Noah's Garden: Restoring the Ecology of Our Own Backyards by Sara Stein (Houghton Mifflin, 1993).
As interested as I am in gardening for wildlife you'd think I would have run across this a lot sooner. Noah's Garden is the narrative of the author's work to restore her 5 acre lot in upstate New York to something resembling native vegetation. It turns out that restoring a habitat involves a lot more than just planting some native species and calling it good. Habitats are interactive systems, and having the right native species for the area in the right numbers and the right combinations are all important.

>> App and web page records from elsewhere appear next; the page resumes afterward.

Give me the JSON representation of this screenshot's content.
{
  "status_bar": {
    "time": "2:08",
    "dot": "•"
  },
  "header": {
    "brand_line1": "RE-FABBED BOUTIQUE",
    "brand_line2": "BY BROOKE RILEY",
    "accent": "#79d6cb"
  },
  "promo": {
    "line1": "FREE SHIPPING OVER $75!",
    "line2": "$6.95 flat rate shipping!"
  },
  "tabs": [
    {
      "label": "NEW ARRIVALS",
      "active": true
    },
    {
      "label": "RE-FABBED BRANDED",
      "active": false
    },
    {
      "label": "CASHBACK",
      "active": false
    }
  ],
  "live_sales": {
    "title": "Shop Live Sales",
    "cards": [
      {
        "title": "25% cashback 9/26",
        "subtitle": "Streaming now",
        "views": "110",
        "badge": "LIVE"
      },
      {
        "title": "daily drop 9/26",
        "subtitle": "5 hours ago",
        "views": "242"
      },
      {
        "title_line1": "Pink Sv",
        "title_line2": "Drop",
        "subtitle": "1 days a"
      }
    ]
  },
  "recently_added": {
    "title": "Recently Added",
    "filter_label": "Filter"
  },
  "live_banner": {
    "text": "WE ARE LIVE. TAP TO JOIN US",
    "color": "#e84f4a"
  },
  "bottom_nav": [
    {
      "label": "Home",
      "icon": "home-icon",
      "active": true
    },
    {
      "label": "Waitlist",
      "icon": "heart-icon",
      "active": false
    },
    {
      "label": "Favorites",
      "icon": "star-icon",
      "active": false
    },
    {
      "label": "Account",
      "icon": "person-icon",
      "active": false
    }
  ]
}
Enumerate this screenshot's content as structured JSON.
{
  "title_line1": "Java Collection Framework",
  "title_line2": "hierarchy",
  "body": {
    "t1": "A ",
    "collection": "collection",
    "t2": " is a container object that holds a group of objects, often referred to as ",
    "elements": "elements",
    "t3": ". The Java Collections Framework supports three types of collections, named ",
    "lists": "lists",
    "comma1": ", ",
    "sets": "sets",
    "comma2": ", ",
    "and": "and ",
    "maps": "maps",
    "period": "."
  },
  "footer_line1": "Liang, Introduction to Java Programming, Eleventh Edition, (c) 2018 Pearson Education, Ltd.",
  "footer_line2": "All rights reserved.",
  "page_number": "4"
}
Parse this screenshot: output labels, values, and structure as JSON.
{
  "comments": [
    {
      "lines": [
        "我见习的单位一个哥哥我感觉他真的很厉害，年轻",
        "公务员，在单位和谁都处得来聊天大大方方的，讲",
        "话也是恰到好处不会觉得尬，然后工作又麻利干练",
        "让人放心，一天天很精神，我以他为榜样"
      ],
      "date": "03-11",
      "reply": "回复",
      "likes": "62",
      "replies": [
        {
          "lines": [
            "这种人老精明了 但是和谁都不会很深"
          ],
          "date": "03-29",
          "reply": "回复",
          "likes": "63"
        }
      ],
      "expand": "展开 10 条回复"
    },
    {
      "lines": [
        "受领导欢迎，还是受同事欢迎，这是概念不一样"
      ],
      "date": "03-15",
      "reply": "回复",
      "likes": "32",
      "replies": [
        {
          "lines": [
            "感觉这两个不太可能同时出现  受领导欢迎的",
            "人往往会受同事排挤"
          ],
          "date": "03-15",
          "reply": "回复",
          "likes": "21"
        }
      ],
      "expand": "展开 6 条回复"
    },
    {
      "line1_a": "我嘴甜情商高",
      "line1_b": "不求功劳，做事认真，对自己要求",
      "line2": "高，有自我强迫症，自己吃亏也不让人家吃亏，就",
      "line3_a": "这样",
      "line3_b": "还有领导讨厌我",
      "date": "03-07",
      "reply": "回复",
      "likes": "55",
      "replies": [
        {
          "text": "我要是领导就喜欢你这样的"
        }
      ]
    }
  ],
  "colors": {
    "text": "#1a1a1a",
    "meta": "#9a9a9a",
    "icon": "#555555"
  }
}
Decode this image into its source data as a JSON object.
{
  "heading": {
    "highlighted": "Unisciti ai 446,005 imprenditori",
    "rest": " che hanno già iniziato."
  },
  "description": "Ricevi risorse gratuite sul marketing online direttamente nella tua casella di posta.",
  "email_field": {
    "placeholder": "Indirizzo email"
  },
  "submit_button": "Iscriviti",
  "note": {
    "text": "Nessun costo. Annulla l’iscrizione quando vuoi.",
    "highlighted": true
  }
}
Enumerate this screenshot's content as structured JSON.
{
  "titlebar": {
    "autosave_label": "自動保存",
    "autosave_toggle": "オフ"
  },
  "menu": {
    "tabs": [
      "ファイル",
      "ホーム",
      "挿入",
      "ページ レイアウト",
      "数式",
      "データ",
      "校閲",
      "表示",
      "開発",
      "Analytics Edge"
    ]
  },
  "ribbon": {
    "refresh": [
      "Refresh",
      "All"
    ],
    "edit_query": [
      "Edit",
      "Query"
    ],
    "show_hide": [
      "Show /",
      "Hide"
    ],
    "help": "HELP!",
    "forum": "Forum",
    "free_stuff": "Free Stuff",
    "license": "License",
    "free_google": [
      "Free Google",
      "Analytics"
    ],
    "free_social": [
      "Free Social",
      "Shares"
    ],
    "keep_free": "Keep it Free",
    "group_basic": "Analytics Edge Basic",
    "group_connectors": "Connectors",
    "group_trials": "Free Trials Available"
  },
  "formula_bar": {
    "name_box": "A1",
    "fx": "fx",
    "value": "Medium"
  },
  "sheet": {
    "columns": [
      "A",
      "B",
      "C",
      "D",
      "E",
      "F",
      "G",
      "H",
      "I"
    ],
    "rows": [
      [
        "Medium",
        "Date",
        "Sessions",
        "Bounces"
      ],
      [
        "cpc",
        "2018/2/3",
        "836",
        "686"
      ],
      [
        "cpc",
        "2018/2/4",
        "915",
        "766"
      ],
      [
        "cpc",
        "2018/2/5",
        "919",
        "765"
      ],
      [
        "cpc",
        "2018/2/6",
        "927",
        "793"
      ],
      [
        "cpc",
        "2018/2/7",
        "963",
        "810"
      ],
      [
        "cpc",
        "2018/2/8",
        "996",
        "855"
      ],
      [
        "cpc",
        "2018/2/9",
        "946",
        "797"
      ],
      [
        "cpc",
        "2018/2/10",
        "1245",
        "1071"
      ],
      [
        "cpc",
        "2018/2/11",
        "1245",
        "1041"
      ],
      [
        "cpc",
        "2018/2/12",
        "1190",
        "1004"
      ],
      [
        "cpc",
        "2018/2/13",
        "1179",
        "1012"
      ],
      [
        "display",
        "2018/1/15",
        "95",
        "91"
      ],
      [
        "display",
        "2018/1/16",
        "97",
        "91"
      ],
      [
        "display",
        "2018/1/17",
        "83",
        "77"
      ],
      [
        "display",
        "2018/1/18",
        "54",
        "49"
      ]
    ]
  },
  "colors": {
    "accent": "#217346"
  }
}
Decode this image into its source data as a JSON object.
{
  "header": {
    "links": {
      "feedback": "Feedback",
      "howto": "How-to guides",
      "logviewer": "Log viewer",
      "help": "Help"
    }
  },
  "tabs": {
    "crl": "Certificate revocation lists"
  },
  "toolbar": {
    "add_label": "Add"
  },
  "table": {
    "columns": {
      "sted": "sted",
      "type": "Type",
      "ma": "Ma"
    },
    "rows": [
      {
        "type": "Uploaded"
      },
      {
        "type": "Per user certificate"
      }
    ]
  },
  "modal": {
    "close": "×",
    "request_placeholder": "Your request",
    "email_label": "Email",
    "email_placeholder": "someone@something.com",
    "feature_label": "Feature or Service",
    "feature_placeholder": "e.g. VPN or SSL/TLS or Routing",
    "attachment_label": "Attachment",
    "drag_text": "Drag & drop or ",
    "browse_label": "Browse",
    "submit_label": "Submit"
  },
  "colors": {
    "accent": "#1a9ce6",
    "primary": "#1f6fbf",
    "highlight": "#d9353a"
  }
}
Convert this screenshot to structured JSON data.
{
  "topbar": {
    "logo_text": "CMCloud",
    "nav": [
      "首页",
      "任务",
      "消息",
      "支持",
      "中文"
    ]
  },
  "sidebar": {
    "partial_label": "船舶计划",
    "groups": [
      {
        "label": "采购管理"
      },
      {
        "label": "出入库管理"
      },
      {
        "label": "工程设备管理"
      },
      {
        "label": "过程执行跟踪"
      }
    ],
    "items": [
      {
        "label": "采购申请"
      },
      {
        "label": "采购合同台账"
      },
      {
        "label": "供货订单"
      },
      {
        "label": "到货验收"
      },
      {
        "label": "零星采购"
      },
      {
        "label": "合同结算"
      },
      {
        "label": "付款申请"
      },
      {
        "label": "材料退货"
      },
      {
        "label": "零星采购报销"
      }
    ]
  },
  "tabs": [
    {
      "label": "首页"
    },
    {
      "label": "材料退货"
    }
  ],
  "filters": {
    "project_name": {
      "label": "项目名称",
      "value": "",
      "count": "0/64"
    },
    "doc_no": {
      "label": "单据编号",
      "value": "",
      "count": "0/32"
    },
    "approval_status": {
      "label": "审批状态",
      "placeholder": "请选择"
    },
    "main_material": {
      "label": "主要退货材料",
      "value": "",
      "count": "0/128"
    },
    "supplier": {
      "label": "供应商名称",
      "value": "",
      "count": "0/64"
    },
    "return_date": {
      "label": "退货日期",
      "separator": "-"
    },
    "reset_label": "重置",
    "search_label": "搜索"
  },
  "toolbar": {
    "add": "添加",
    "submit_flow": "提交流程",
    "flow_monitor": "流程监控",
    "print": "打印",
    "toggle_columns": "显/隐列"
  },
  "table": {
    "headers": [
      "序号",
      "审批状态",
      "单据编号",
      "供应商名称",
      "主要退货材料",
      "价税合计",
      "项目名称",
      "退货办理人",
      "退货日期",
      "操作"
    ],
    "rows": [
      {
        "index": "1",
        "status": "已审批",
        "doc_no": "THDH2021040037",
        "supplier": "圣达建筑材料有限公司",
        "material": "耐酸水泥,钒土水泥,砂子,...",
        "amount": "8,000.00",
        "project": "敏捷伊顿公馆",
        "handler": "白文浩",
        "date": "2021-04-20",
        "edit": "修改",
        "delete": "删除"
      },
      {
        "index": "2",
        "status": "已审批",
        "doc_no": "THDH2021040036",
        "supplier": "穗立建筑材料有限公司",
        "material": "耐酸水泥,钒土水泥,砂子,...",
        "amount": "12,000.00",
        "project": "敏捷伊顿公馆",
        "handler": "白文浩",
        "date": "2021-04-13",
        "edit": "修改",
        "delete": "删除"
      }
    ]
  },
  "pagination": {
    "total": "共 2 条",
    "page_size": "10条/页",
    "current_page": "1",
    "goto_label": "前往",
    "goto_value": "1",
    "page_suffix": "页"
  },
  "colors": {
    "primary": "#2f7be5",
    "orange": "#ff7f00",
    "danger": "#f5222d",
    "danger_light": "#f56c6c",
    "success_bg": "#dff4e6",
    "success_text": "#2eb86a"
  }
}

Once the critical mass is reached, however, Stein herself discovered that if you plant the habitat, they will come. In this case, "they" consisted of plant species that she'd not planted herself, and she watched in amazement as a rare bit of endangered ecosystem self-assembled over the course of several seasons once she had the right woody plants in place.
Noah's Garden is not a scolding rebuke against "foreign" plants in the landscape, nor against any particular type of landscaping at all. Most of the book chronicles the author's personal discoveries on her own acreage and around a tiny vacation cottage. The author does go into why the typical suburban blandscape is so hostile to wildlife. Sprawling suburbs have, in fact, been enormously destructive, as native habitats are replaced by monocultures of lawn and a small selection of nonnative "easy care" shrubs and trees.
Can suburbs and native habitats co-exist? They can, according to Stein, if one is willing to be neither a pure nativist nor an intolerant lawn jockey. Pocket woodlands featuring native trees, berry-bearing hedgerows with native shrubs, wildlife-friendly ponds, backyard meadows created with native grasses and flowers (not the weedy "Meadow in a Can" products) can all contribute to a more varied, more naturalized landscape. Stein also suggests ways in which neighbors with adjoining back yards (or builders who create those adjoining yards in the first place) might cooperate to create islands and corridors of woods and shrubs that are more wildlife-friendly.
And what would be the benefits? Why bother with the work of re-creating habitat when we already know how to do the lawn-shrub-barkdust routine so well? Because the varied habitat can actually help us garden better. A healthy habitat supports birds and predatory insects that feast on garden pests and keep pests from overpopulating in the first place. Water features can harbor toads, a gardener's best friend. And let's face it, wildlife watching is just plain interesting.
When I travel to large cities, where the suburbs sprawl beyond the horizon, I'm often dismayed at the vast artificiality of it all, and at the prospect of anyone attempting to garden for wildlife in the midst of so much wildlife-hostile territory. One yard out of thousands with a hedgerow and a butterfly garden isn't going to restore a habitat. But if that one yard inspires one more yard... and that inspires one more yard... perhaps something wonderful might come of it. (Registering your backyard habitat with the National Wildlife Federation and putting up their official habitat sign is one way of educating and inspiring the neighbors.)
It's unfortunate that Sara Stein has passed away since this book was written. It is fortunate that the book lives on as a testimony to what one person with a little determination can accomplish for this earth.